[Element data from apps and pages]
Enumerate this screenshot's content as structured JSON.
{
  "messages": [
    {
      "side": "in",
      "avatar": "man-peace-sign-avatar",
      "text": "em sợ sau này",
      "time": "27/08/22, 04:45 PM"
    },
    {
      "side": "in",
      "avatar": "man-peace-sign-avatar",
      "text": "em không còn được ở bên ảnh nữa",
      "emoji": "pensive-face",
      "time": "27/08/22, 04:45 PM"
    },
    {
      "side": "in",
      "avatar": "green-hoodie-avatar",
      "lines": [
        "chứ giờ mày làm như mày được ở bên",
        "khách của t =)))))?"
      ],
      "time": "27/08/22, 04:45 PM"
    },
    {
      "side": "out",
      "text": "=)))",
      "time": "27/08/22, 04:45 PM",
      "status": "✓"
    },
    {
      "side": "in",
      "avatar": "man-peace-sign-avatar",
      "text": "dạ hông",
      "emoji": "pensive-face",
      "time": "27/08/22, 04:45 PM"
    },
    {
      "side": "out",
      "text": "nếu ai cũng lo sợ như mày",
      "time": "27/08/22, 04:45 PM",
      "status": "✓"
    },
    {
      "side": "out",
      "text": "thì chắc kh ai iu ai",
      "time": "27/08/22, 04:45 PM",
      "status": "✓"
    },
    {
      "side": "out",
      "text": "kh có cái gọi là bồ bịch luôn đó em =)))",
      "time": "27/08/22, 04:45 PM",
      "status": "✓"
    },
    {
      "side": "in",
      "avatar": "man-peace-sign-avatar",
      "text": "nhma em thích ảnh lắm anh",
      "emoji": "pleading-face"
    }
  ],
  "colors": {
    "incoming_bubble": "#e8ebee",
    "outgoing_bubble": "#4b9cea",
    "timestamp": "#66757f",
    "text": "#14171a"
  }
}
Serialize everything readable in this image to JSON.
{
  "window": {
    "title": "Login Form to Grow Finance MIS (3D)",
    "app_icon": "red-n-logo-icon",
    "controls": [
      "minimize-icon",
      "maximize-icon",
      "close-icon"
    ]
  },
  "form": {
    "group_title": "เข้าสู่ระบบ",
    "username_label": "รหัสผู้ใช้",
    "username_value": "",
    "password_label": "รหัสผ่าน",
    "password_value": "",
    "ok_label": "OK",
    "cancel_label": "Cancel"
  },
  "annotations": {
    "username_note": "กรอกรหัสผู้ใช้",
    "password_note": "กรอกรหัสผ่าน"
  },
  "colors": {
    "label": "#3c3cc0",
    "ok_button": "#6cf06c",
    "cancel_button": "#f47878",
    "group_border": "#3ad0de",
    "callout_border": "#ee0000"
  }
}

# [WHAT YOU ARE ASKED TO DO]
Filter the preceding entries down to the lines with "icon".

# [COMPLETED TASK]
    "app_icon": "red-n-logo-icon",
      "minimize-icon",
      "maximize-icon",
      "close-icon"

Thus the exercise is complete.